| Data |
○ ○ ○

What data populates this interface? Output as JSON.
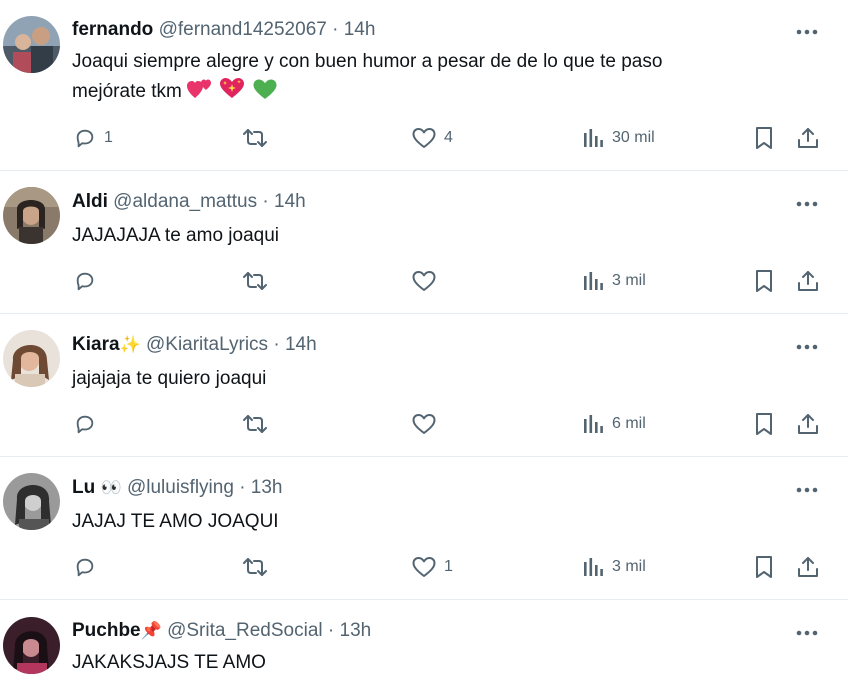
{
  "colors": {
    "text": "#0f1419",
    "secondary": "#536471",
    "divider": "#e6ecf0",
    "heart_pink": "#e8336b",
    "heart_red": "#e0245e",
    "heart_green": "#4caf50"
  },
  "tweets": [
    {
      "name": "fernando",
      "name_emoji": "",
      "handle": "@fernand14252067",
      "separator": "·",
      "time": "14h",
      "text_lines": [
        "Joaqui siempre alegre y con buen humor a pesar de de lo que te paso",
        "mejórate tkm"
      ],
      "emojis": [
        "two-hearts-icon",
        "sparkling-heart-icon",
        "green-heart-icon"
      ],
      "replies": "1",
      "retweets": "",
      "likes": "4",
      "views": "30 mil"
    },
    {
      "name": "Aldi",
      "name_emoji": "",
      "handle": "@aldana_mattus",
      "separator": "·",
      "time": "14h",
      "text_lines": [
        "JAJAJAJA te amo joaqui"
      ],
      "replies": "",
      "retweets": "",
      "likes": "",
      "views": "3 mil"
    },
    {
      "name": "Kiara",
      "name_emoji": "✨",
      "handle": "@KiaritaLyrics",
      "separator": "·",
      "time": "14h",
      "text_lines": [
        "jajajaja te quiero joaqui"
      ],
      "replies": "",
      "retweets": "",
      "likes": "",
      "views": "6 mil"
    },
    {
      "name": "Lu",
      "name_emoji": "👀",
      "handle": "@luluisflying",
      "separator": "·",
      "time": "13h",
      "text_lines": [
        "JAJAJ TE AMO JOAQUI"
      ],
      "replies": "",
      "retweets": "",
      "likes": "1",
      "views": "3 mil"
    },
    {
      "name": "Puchbe",
      "name_emoji": "📌",
      "handle": "@Srita_RedSocial",
      "separator": "·",
      "time": "13h",
      "text_lines": [
        "JAKAKSJAJS TE AMO"
      ]
    }
  ]
}
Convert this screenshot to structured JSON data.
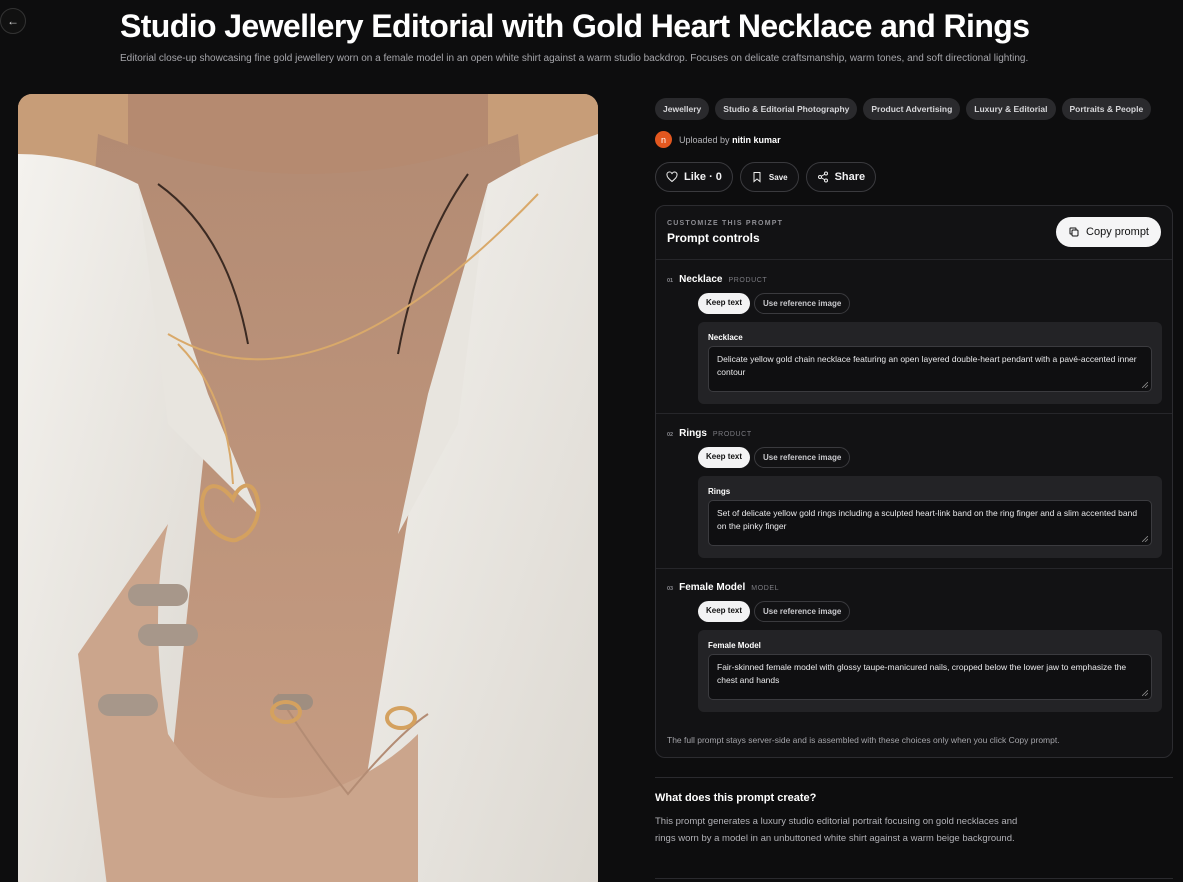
{
  "header": {
    "back_label": "←",
    "title": "Studio Jewellery Editorial with Gold Heart Necklace and Rings",
    "description": "Editorial close-up showcasing fine gold jewellery worn on a female model in an open white shirt against a warm studio backdrop. Focuses on delicate craftsmanship, warm tones, and soft directional lighting."
  },
  "tags": [
    "Jewellery",
    "Studio & Editorial Photography",
    "Product Advertising",
    "Luxury & Editorial",
    "Portraits & People"
  ],
  "uploader": {
    "avatar_letter": "n",
    "prefix": "Uploaded by",
    "name": "nitin kumar"
  },
  "actions": {
    "like": "Like · 0",
    "save": "Save",
    "share": "Share"
  },
  "controls": {
    "kicker": "CUSTOMIZE THIS PROMPT",
    "title": "Prompt controls",
    "copy_label": "Copy prompt",
    "items": [
      {
        "num": "01",
        "name": "Necklace",
        "type": "PRODUCT",
        "keep": "Keep text",
        "ref": "Use reference image",
        "field_label": "Necklace",
        "value": "Delicate yellow gold chain necklace featuring an open layered double-heart pendant with a pavé-accented inner contour"
      },
      {
        "num": "02",
        "name": "Rings",
        "type": "PRODUCT",
        "keep": "Keep text",
        "ref": "Use reference image",
        "field_label": "Rings",
        "value": "Set of delicate yellow gold rings including a sculpted heart-link band on the ring finger and a slim accented band on the pinky finger"
      },
      {
        "num": "03",
        "name": "Female Model",
        "type": "MODEL",
        "keep": "Keep text",
        "ref": "Use reference image",
        "field_label": "Female Model",
        "value": "Fair-skinned female model with glossy taupe-manicured nails, cropped below the lower jaw to emphasize the chest and hands"
      }
    ],
    "note": "The full prompt stays server-side and is assembled with these choices only when you click Copy prompt."
  },
  "about": {
    "heading": "What does this prompt create?",
    "body": "This prompt generates a luxury studio editorial portrait focusing on gold necklaces and rings worn by a model in an unbuttoned white shirt against a warm beige background."
  },
  "colors": {
    "background": "#0d0d0e",
    "avatar": "#e2571f",
    "panel": "#121214"
  }
}
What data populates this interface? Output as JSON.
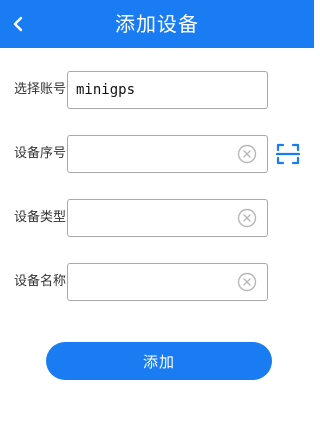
{
  "header": {
    "title": "添加设备",
    "back_icon": "chevron-left-icon"
  },
  "form": {
    "account": {
      "label": "选择账号",
      "value": "minigps"
    },
    "serial": {
      "label": "设备序号",
      "value": "",
      "clear_icon": "clear-circle-icon",
      "scan_icon": "scan-icon"
    },
    "type": {
      "label": "设备类型",
      "value": "",
      "clear_icon": "clear-circle-icon"
    },
    "name": {
      "label": "设备名称",
      "value": "",
      "clear_icon": "clear-circle-icon"
    }
  },
  "submit": {
    "label": "添加"
  },
  "colors": {
    "primary": "#1a7cf2",
    "border": "#a9a9a9",
    "icon_gray": "#b8b8b8"
  }
}
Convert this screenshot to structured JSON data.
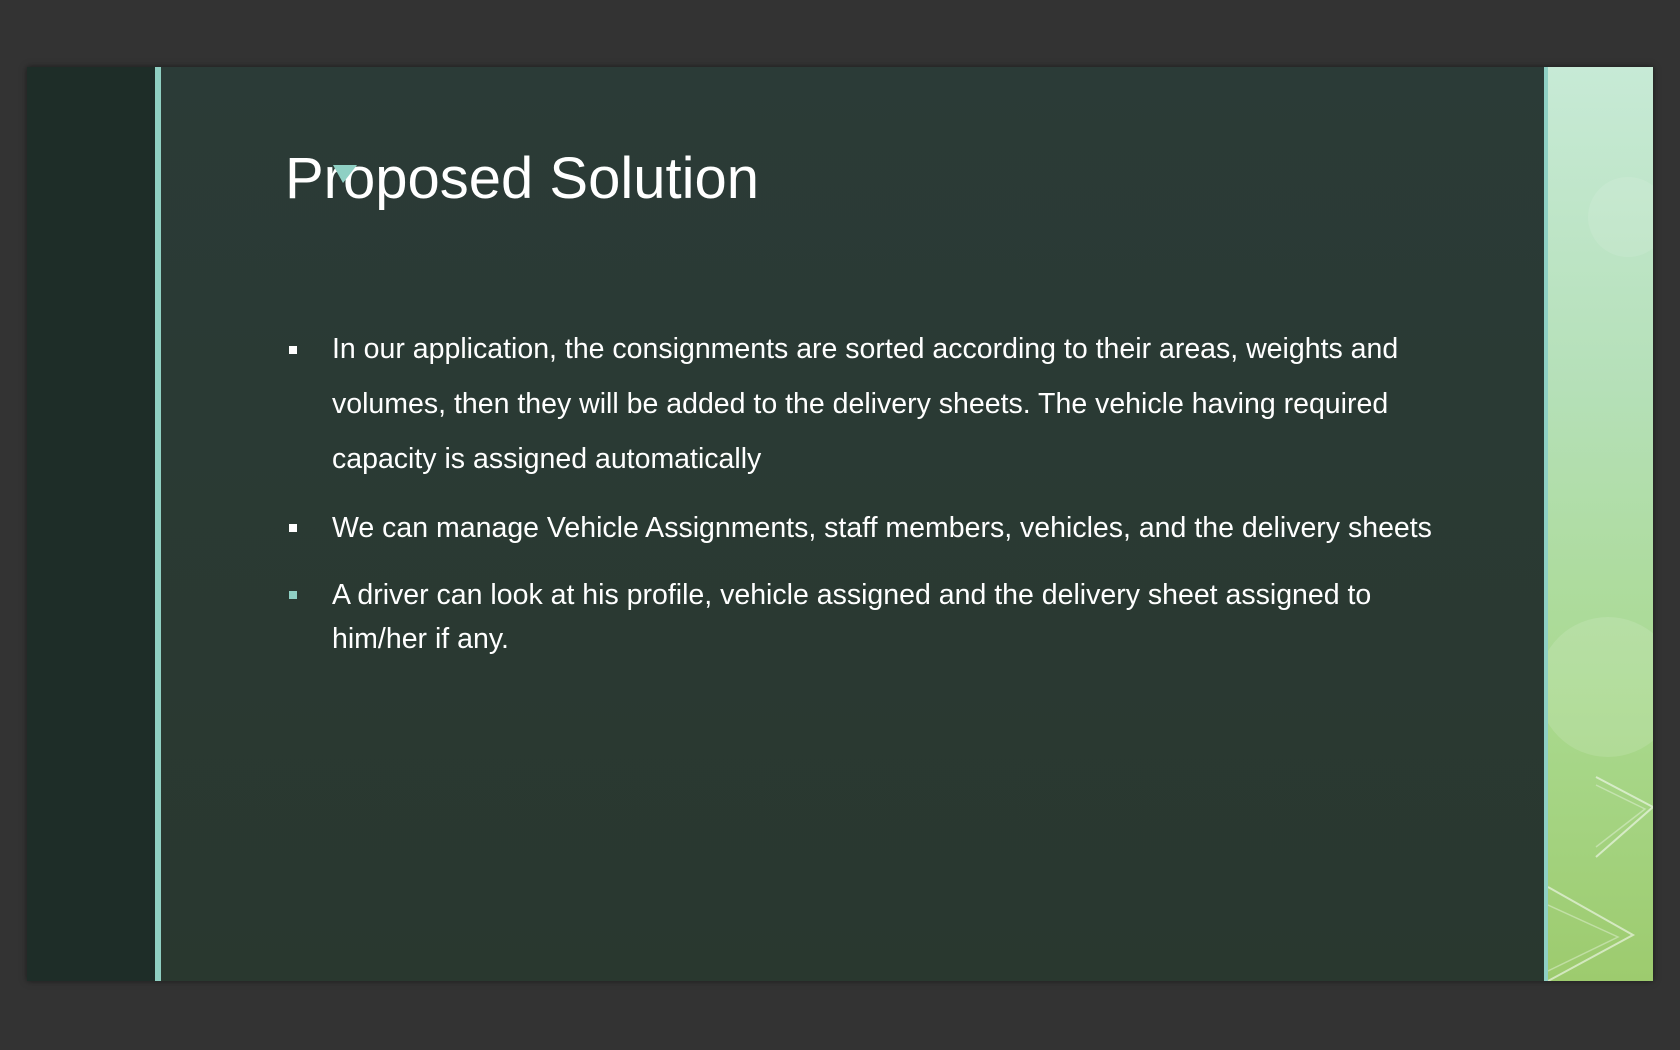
{
  "slide": {
    "title": "Proposed Solution",
    "bullets": [
      "In our application, the consignments are sorted according to their areas, weights and volumes, then they will be added to the delivery sheets. The vehicle having required capacity is assigned automatically",
      "We can manage Vehicle Assignments, staff members, vehicles, and the delivery sheets",
      "A driver can look at his profile, vehicle assigned and the delivery sheet assigned to him/her if any."
    ]
  },
  "colors": {
    "background": "#333333",
    "slide": "#2b3b37",
    "left_band": "#1e2d28",
    "accent_teal": "#8fcfc2",
    "right_band_top": "#c7ead6",
    "right_band_bottom": "#9dcb6e",
    "text": "#ffffff"
  },
  "icons": {
    "title_mark": "triangle-accent-icon",
    "bullet_marker": "square-bullet-icon"
  }
}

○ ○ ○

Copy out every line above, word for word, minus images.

| Solution |
What data populates this interface? Output as JSON.
{
  "colors": {
    "text": "#0f1419",
    "secondary": "#536471",
    "divider": "#e6ecf0",
    "heart_pink": "#e8336b",
    "heart_red": "#e0245e",
    "heart_green": "#4caf50"
  },
  "tweets": [
    {
      "name": "fernando",
      "name_emoji": "",
      "handle": "@fernand14252067",
      "separator": "·",
      "time": "14h",
      "text_lines": [
        "Joaqui siempre alegre y con buen humor a pesar de de lo que te paso",
        "mejórate tkm"
      ],
      "emojis": [
        "two-hearts-icon",
        "sparkling-heart-icon",
        "green-heart-icon"
      ],
      "replies": "1",
      "retweets": "",
      "likes": "4",
      "views": "30 mil"
    },
    {
      "name": "Aldi",
      "name_emoji": "",
      "handle": "@aldana_mattus",
      "separator": "·",
      "time": "14h",
      "text_lines": [
        "JAJAJAJA te amo joaqui"
      ],
      "replies": "",
      "retweets": "",
      "likes": "",
      "views": "3 mil"
    },
    {
      "name": "Kiara",
      "name_emoji": "✨",
      "handle": "@KiaritaLyrics",
      "separator": "·",
      "time": "14h",
      "text_lines": [
        "jajajaja te quiero joaqui"
      ],
      "replies": "",
      "retweets": "",
      "likes": "",
      "views": "6 mil"
    },
    {
      "name": "Lu",
      "name_emoji": "👀",
      "handle": "@luluisflying",
      "separator": "·",
      "time": "13h",
      "text_lines": [
        "JAJAJ TE AMO JOAQUI"
      ],
      "replies": "",
      "retweets": "",
      "likes": "1",
      "views": "3 mil"
    },
    {
      "name": "Puchbe",
      "name_emoji": "📌",
      "handle": "@Srita_RedSocial",
      "separator": "·",
      "time": "13h",
      "text_lines": [
        "JAKAKSJAJS TE AMO"
      ]
    }
  ]
}
Convert this screenshot to structured JSON data.
{
  "header": {
    "back_label": "←",
    "title": "Studio Jewellery Editorial with Gold Heart Necklace and Rings",
    "description": "Editorial close-up showcasing fine gold jewellery worn on a female model in an open white shirt against a warm studio backdrop. Focuses on delicate craftsmanship, warm tones, and soft directional lighting."
  },
  "tags": [
    "Jewellery",
    "Studio & Editorial Photography",
    "Product Advertising",
    "Luxury & Editorial",
    "Portraits & People"
  ],
  "uploader": {
    "avatar_letter": "n",
    "prefix": "Uploaded by",
    "name": "nitin kumar"
  },
  "actions": {
    "like": "Like · 0",
    "save": "Save",
    "share": "Share"
  },
  "controls": {
    "kicker": "CUSTOMIZE THIS PROMPT",
    "title": "Prompt controls",
    "copy_label": "Copy prompt",
    "items": [
      {
        "num": "01",
        "name": "Necklace",
        "type": "PRODUCT",
        "keep": "Keep text",
        "ref": "Use reference image",
        "field_label": "Necklace",
        "value": "Delicate yellow gold chain necklace featuring an open layered double-heart pendant with a pavé-accented inner contour"
      },
      {
        "num": "02",
        "name": "Rings",
        "type": "PRODUCT",
        "keep": "Keep text",
        "ref": "Use reference image",
        "field_label": "Rings",
        "value": "Set of delicate yellow gold rings including a sculpted heart-link band on the ring finger and a slim accented band on the pinky finger"
      },
      {
        "num": "03",
        "name": "Female Model",
        "type": "MODEL",
        "keep": "Keep text",
        "ref": "Use reference image",
        "field_label": "Female Model",
        "value": "Fair-skinned female model with glossy taupe-manicured nails, cropped below the lower jaw to emphasize the chest and hands"
      }
    ],
    "note": "The full prompt stays server-side and is assembled with these choices only when you click Copy prompt."
  },
  "about": {
    "heading": "What does this prompt create?",
    "body": "This prompt generates a luxury studio editorial portrait focusing on gold necklaces and rings worn by a model in an unbuttoned white shirt against a warm beige background."
  },
  "colors": {
    "background": "#0d0d0e",
    "avatar": "#e2571f",
    "panel": "#121214"
  }
}
What data populates this interface? Output as JSON.
{
  "header": {
    "title": "添加设备",
    "back_icon": "chevron-left-icon"
  },
  "form": {
    "account": {
      "label": "选择账号",
      "value": "minigps"
    },
    "serial": {
      "label": "设备序号",
      "value": "",
      "clear_icon": "clear-circle-icon",
      "scan_icon": "scan-icon"
    },
    "type": {
      "label": "设备类型",
      "value": "",
      "clear_icon": "clear-circle-icon"
    },
    "name": {
      "label": "设备名称",
      "value": "",
      "clear_icon": "clear-circle-icon"
    }
  },
  "submit": {
    "label": "添加"
  },
  "colors": {
    "primary": "#1a7cf2",
    "border": "#a9a9a9",
    "icon_gray": "#b8b8b8"
  }
}
Convert this screenshot to structured JSON data.
{
  "slide": {
    "title": "Proposed Solution",
    "bullets": [
      "In our application, the consignments are sorted according to their areas, weights and volumes, then they will be added to the delivery sheets. The vehicle having required capacity is assigned automatically",
      "We can manage Vehicle Assignments, staff members, vehicles, and the delivery sheets",
      "A driver can look at his profile, vehicle assigned and the delivery sheet assigned to him/her if any."
    ]
  },
  "colors": {
    "background": "#333333",
    "slide": "#2b3b37",
    "left_band": "#1e2d28",
    "accent_teal": "#8fcfc2",
    "right_band_top": "#c7ead6",
    "right_band_bottom": "#9dcb6e",
    "text": "#ffffff"
  },
  "icons": {
    "title_mark": "triangle-accent-icon",
    "bullet_marker": "square-bullet-icon"
  }
}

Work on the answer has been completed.